“Do what you love and love what you do.”
“If your dream doesn’t scare you, it’s not big enough.”
“Choose a job that you love and you will never have to work a day in your life.”
We’ve all heard these before – but how often are we still left questioning what God actually calls us to do… What do I have to offer? Is this the right career path? Am I serving in the right ministry, perhaps? Been there, questioned that. It wasn’t until I heard a message from Pastor Robert Madu (11/10 would recommend) a few years ago, that a lot of these questions were clarified for me personally. At the heart of his message was the fact that our calling goes hand in hand with our gifting.
What is your gifting, you say? Why, I’m so glad you asked. My good old pal Robert just so happened to outline 4 questions that are so simple, yet incredibly profound in identifying what your gifts could be. Whether it be ability-based, people-based or knowledge-based, I encourage you now – don’t just read over these questions; take a moment and pause. Answer them for yourself and allow God to be at work in you as you do so.
How can I identify my gift?
1) What do you enjoy doing & how can this be used in the Kingdom?
Your gift will complement your passions. You cannot have a God-given gift that you hate having, nor will you have a passion that this gift won’t make way for. If you enjoy doing something or are good at that very thing, don’t take it for granted. God wired you with a calling in mind and He wants you to enjoy the journey, not just endure it.
2) What would you do for free?
This one’s a good challenge. Essentially, if it were truly your gift, no amount of money could either stop you or convince you to pursue it. For example, if you work in the medical profession, building or engineering fields, you are ultimately driven by a need to improve the quality of life for others. If you’re a counsellor, social worker, pastor or teacher, chances are that you are not motivated by your payslip (can I get an amen), but more so the passion that you have to fulfil a need where there is lack in peoples lives. The moment we realise that we are motivated by much more than fleeting money, we also begin to realise that there is a difference between a career and a calling.
3) What do other people notice in you?
Do life in community – I cannot stress how important this is in recognising your gifting! How will people call out the God-gifts in you if you don’t allow them to see you in action? If you haven’t already, try joining a life group, serve team or simply get some quality people around you as your support crew. These are the people that will be both your biggest encouragers and your most loving critics. Listen to those you trust, because often we fail to see in ourselves what others notice in us.
4) What is something that comes easily to you but may be difficult to others?
Confession session in full swing: I can’t swim to save my life. I’m terrified of anything with sharp claws, more than 4 legs or wings (yes, butterflies are included. No judgement). I don’t have a musical bone in my body. I think I’ve just about come to terms with the fact that I’m not called to be an athlete, vet or musician, but that’s simply because I am well aware of my gifts. I find it easy to speak in front of an audience, I love seeing kids learn and I have a knack for doing things creatively, so that’s why I pursued a teaching career. However, that’s not everyone’s cup of tea, for sure. Ask yourself – what comes easily to you? There will be an ease and a grace to your gifting.

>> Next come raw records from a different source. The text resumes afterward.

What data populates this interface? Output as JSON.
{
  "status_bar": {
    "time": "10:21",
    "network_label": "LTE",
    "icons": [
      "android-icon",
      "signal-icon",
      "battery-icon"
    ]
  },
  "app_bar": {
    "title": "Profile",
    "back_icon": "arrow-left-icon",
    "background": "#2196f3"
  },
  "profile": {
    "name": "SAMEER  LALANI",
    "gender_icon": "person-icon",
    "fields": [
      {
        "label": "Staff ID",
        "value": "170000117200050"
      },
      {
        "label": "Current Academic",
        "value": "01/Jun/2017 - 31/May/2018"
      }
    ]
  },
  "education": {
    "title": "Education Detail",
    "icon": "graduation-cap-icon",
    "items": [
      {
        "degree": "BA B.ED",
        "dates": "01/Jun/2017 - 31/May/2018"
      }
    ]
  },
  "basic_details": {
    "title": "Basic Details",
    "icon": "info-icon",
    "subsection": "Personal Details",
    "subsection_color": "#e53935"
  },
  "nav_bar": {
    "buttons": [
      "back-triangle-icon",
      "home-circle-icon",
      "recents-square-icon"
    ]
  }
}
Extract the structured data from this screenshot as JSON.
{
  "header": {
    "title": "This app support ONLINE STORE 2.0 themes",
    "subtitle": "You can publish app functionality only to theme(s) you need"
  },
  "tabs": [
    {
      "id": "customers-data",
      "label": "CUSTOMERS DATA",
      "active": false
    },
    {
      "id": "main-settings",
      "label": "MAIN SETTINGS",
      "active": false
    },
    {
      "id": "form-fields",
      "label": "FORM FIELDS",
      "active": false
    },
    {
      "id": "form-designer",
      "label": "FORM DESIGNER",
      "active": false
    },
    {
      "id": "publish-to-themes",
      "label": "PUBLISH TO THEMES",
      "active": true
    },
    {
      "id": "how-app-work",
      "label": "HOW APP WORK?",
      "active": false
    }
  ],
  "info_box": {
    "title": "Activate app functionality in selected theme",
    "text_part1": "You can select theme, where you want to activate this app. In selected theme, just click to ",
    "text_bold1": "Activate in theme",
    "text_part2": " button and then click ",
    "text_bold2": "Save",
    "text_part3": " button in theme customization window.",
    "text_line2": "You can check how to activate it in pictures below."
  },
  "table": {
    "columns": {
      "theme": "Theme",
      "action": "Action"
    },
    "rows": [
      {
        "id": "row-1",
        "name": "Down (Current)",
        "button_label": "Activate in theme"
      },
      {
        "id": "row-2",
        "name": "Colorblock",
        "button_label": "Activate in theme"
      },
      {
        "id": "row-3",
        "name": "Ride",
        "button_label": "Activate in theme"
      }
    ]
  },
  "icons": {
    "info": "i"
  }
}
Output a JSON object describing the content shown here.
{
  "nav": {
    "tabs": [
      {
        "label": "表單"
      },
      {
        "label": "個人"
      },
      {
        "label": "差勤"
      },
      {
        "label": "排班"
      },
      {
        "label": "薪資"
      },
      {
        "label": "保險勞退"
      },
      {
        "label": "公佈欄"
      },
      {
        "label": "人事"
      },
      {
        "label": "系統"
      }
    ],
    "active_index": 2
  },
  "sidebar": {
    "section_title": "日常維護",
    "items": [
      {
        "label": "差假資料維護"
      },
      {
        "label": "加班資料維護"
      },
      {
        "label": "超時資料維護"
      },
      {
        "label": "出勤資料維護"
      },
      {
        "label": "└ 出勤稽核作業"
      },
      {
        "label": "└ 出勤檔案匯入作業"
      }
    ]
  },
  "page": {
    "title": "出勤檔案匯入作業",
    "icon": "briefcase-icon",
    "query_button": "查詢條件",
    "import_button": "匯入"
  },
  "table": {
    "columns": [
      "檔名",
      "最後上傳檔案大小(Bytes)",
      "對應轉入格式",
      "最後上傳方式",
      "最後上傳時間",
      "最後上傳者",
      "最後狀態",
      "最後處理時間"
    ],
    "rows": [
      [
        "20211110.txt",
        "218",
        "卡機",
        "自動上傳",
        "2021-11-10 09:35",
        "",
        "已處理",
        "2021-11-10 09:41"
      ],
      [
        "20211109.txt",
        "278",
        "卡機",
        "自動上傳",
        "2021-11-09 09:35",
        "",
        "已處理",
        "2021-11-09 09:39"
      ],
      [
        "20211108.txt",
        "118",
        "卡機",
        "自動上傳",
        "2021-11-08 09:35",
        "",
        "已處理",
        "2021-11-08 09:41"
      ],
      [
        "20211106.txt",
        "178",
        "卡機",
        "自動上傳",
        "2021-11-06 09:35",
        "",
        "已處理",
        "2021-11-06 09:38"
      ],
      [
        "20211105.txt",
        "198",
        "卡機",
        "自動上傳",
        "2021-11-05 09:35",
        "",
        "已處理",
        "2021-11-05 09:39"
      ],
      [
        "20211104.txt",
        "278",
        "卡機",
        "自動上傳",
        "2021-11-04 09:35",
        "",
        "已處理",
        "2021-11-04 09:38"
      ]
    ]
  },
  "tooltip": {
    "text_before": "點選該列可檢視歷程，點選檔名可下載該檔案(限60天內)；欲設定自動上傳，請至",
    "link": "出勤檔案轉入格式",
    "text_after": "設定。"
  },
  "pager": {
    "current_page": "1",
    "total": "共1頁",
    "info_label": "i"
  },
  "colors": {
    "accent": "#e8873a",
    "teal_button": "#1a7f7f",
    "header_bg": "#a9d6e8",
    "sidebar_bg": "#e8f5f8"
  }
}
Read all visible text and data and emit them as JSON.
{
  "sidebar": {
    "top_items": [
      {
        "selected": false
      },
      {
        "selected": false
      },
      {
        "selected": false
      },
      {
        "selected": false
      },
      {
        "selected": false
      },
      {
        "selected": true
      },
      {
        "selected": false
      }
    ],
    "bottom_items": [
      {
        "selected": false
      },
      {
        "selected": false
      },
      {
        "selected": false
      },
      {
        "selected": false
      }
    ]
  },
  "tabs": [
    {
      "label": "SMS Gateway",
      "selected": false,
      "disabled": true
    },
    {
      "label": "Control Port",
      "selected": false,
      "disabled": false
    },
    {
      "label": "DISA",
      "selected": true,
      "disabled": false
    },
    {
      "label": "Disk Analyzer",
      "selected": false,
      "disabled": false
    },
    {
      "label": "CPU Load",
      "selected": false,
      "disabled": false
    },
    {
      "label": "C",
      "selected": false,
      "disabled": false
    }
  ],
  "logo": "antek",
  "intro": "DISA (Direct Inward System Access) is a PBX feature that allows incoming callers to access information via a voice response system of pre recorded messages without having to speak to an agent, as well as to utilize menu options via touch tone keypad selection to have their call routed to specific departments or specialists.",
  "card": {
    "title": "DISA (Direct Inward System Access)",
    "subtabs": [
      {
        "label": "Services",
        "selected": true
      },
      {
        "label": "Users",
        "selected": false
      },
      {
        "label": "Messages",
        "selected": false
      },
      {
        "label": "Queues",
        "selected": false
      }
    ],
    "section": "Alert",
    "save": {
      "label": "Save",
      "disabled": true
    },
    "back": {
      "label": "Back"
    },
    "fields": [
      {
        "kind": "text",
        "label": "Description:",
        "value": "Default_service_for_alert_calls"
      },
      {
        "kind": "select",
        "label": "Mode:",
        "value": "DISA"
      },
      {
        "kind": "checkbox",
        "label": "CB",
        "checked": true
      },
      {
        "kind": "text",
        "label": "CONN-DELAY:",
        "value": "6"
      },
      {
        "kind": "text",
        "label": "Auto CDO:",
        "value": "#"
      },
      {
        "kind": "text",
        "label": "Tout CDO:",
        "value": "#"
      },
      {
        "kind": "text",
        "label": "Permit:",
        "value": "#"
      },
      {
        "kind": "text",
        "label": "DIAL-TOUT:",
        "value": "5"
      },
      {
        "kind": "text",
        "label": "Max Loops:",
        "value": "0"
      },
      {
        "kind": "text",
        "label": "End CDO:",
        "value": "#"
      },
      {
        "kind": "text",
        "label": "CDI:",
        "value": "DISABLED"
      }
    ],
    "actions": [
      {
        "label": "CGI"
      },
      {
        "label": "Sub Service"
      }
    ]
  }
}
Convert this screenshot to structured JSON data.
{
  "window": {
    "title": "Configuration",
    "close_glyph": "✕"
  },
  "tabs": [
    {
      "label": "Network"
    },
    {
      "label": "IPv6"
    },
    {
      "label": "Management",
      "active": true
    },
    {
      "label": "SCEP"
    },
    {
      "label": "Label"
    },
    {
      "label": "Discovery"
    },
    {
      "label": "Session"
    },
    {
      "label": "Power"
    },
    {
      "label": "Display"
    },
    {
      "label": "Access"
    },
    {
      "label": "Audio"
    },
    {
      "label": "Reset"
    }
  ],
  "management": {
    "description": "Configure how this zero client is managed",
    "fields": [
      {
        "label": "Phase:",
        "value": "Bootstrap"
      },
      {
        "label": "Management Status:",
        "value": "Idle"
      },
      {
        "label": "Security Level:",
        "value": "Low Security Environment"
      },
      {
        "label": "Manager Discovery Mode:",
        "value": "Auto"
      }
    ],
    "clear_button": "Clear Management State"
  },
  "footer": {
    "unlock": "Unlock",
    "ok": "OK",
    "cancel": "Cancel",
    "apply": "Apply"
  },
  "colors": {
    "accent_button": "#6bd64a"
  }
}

There is a significant importance in identifying your gifts, because the enemy knows what God has put in you. It no longer becomes an issue of pride or self-confidence, but one of a God-assurance, as we are then one step closer to partnering with Him in this unique calling He has for our lives. Find what it is you are passionate about, remind yourself of that daily, and invite God to go before you into your sphere of work and life.
We each are called differently, but share the same purpose; to know God and to make Him known. God does not call the qualified, He qualifies the called. Just like He asked Moses with the wooden staff in the book of Exodus, He asks you the same today – “What is in your hand?”
Robert Madu used a powerful analogy for understanding our calling, and that is this – If you take a hammer and nails and place it in the hands of someone who is called to be a qualified builder, what will you get? An exceptionally built house. If you took that hammer and those nails and placed them in my hands, however, you’ll be lucky if you get a somewhat average birdhouse. But take that same hammer and those nails and place them in the hands of Jesus, who was called to die once and for all to cover our sin, what do you get? Salvation for mankind.
So, what is in your hand? What are you gifted at? If you’re up to it, I challenge you to give that up to God, entrust Him with it, and see where He takes you– you are called, so do this with bold assurance.
“Commit your actions to the Lord, and your plans will succeed.”
– Proverbs 16:3.